By ANDREW NELSON, Staff Writer | Published July 7, 2016
CONYERS—A row of white crosses and American flags along the edge of St. Pius X Church property reminded passing drivers and parishioners of the sacrifices of veterans on July 4.
Members of the parish commemorated the contributions of their late family members and friends who served this country by wearing a military uniform. Folks like U.S. Air Force veteran Boyd Grant, U.S. Navy sailor Edward Carlile, World War II WAVE Peggy Goolsby and Operation Iraqi Freedom veteran Stephen Robert Bost.
On Independence Day, before the frivolity of barbeques and colorful, streaming fireworks, parishioners gathered to give thanks to God for the blessings of this country and those who swore to uphold it. The parish grounds are along Georgia Highway 20, a four-lane divided road.
Following morning Mass celebrated by the pastor, Father Greg Goolsby, four new flags donated by the parish Knights of Columbus council were blessed and raised on the church flagpoles.
Then the congregation of over 125 people walked in procession to the roadside where 58 white crosses had been placed. A member of each family who sponsored a cross carried a small American flag and placed it at their memorial and the area was blessed.
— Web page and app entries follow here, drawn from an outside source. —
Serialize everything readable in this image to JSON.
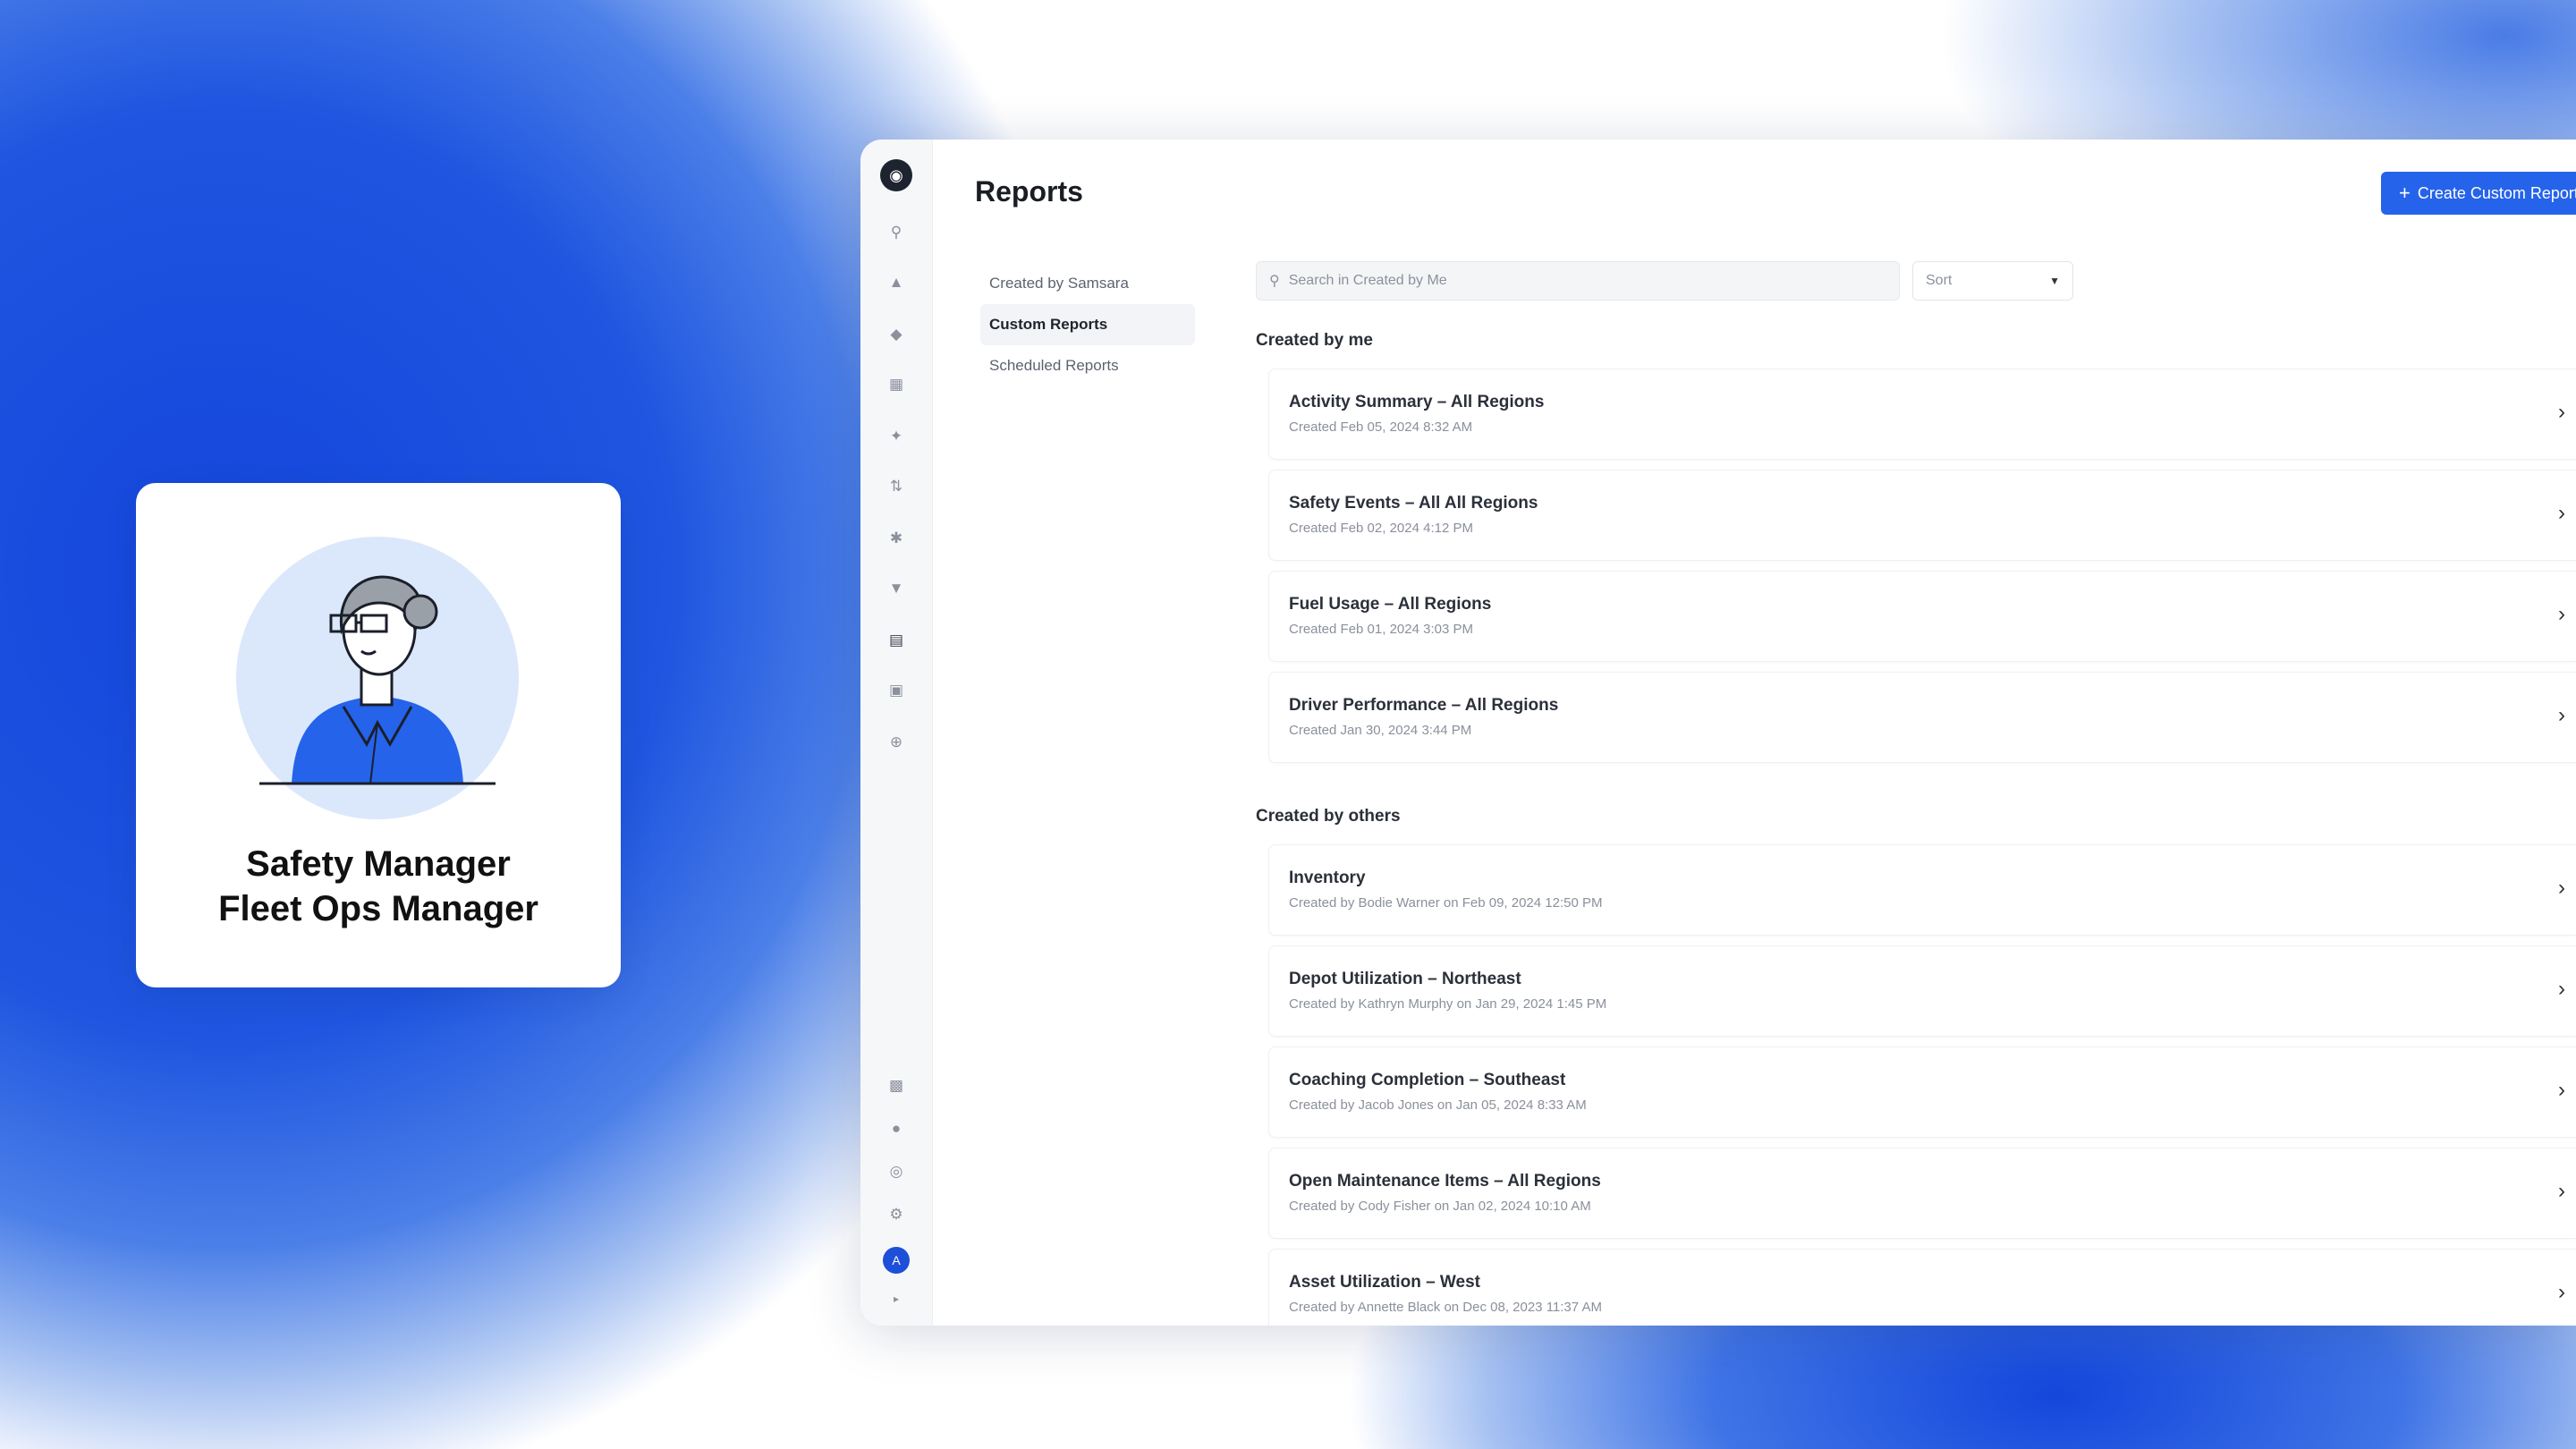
{
  "persona": {
    "roles": [
      "Safety Manager",
      "Fleet Ops Manager"
    ]
  },
  "app": {
    "page_title": "Reports",
    "create_button": "Create Custom Report",
    "subnav": [
      "Created by Samsara",
      "Custom Reports",
      "Scheduled Reports"
    ],
    "active_subnav": "Custom Reports",
    "search_placeholder": "Search in Created by Me",
    "sort_label": "Sort",
    "sections": {
      "mine": {
        "heading": "Created by me",
        "reports": [
          {
            "name": "Activity Summary – All Regions",
            "meta": "Created Feb 05, 2024 8:32 AM"
          },
          {
            "name": "Safety Events – All All Regions",
            "meta": "Created Feb 02, 2024 4:12 PM"
          },
          {
            "name": "Fuel Usage – All Regions",
            "meta": "Created Feb 01, 2024 3:03 PM"
          },
          {
            "name": "Driver Performance – All Regions",
            "meta": "Created Jan 30, 2024 3:44 PM"
          }
        ]
      },
      "others": {
        "heading": "Created by others",
        "reports": [
          {
            "name": "Inventory",
            "meta": "Created by Bodie Warner on Feb 09, 2024 12:50 PM"
          },
          {
            "name": "Depot Utilization – Northeast",
            "meta": "Created by Kathryn Murphy on Jan 29, 2024 1:45 PM"
          },
          {
            "name": "Coaching Completion – Southeast",
            "meta": "Created by Jacob Jones on Jan 05, 2024 8:33 AM"
          },
          {
            "name": "Open Maintenance Items – All Regions",
            "meta": "Created by Cody Fisher on Jan 02, 2024 10:10 AM"
          },
          {
            "name": "Asset Utilization – West",
            "meta": "Created by Annette Black on Dec 08, 2023 11:37 AM"
          }
        ]
      }
    },
    "rail_icons": [
      "search-icon",
      "truck-icon",
      "shield-icon",
      "clipboard-icon",
      "wrench-icon",
      "route-icon",
      "gear-cog-icon",
      "compliance-icon",
      "reports-icon",
      "calendar-icon",
      "plus-box-icon"
    ],
    "rail_bottom_icons": [
      "chat-icon",
      "bell-icon",
      "globe-icon",
      "settings-icon"
    ],
    "user_initial": "A",
    "accent_color": "#2563eb"
  }
}
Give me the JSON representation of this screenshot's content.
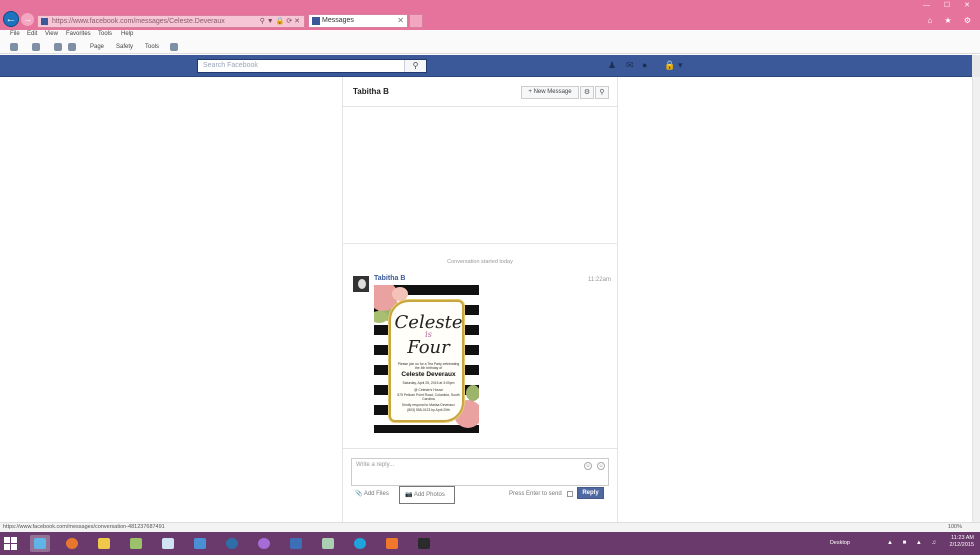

At the Mass, the names of the honored dead were read aloud by Deacon Fred Johns. The prayers of the faithful were adapted from the prayer composed by Archbishop John Carroll for the inauguration of President George Washington in 1789.
Parishioner Iris Grant, herself a U.S. Army veteran, organized this cross display, which she hopes to see carried out at the parish on every Memorial Day, Independence Day and other civic holidays for veterans.
“I want them to feel the pride I feel in being American,” she said about the community seeing the tribute along the busy road.
Wartime letters had family code
Speaking of military service, the Catechism of the Catholic Church says, “Those who are sworn to serve their country in the armed forces are servants of the security and freedom of nations. If they carry out their duty honorably, they truly contribute to the common good of the nation and the maintenance of peace.”
As Grant brainstormed and collected the $25 donation for the simple white crosses, she said people thanked her for organizing the project, but she believes it is more important for the women and men who served in the military to get the recognition and gratitude. The name of each honoree is on the cross bar. If they served in a theater of war, that is also inscribed.
Grant’s late husband, Boyd, was an Air Force veteran. Between the two of them, they gave 30 years to military service, and assignments to new posts required them to uproot several times to move across the country, to Germany and England.
“I enjoyed my years in the service. I liked the small tight-knit community. I liked the lack of prejudice. It gave me that sense of getting things done,” Grant said.
Margie Schaetzly remembered her late father, Edward Carlile, who served in the South Pacific on a Navy ship in World War II.
He created his own code to help his family follow along on his travels. Before he left, on a map of the Pacific he wrote salutations, such as “Dear Mom” and other greetings, beside each major island. He left the map with his family stateside. When in the Pacific and if he had time to write, he’d open each letter with the salutation closest to the island where he then worked and lived. That way the family kept tabs on him and got an idea of his location by looking at the salutation and the map, Schaetzly said.
She said her father was kind and smart, a man who never had a cross word about anyone. He and his peers returned from the war “to live lives of quiet inspiration,” said Schaetzly, who is one of the original members of the parish. Her brother is a veteran of the Vietnam War era.
Pastor’s mother served
Father Goolsby comes from a family of veterans. His dad served in World War II as a sailor. His mother served in the U.S. Naval Reserve, better known by the acronym WAVES (Women Accepted for Volunteer Emergency Service), a program created in 1942 to help provide crucial military personnel during the war. By the war’s end, 80,000 women had enlisted. He sponsored crosses for both of his parents.
He said their experience made them a patriotic family, flying the American flag at appropriate times. His mother’s career brought her to serve, in effect, as the executive assistant to a general at now closed Fort McPherson Army Base. His family had “great esteem and high regard” for service women and men, he said.
Also, Father Goolsby said his mother was a first-generation American, with roots in Italy, so the military was one way those newly arrived could show their love for the new country and assimilate into the society. At St. Pius X Church, a parish with many new immigrants, largely Spanish-speakers, the pastor can see people making similar decisions to become part of society, he said.
The crosses are symbolic of people “giving their everything for their service to the nation,” he said.
Father Goolsby said he has been touched by how parishioners across generations are participating.
Charles Kempton placed a flag before the cross in memory of his grandson, Stephen Robert Bost, who served in the U.S. Air Force in Operation Iraqi Freedom and died shortly after he returned home at the age of 22.
“We were very close to him,” Kempton said. “We are very happy to remember him here.”
In Georgia, there are approximately 750,000 veterans, including 570,000 who served in wartime, according to the U.S. Veterans Affairs Department.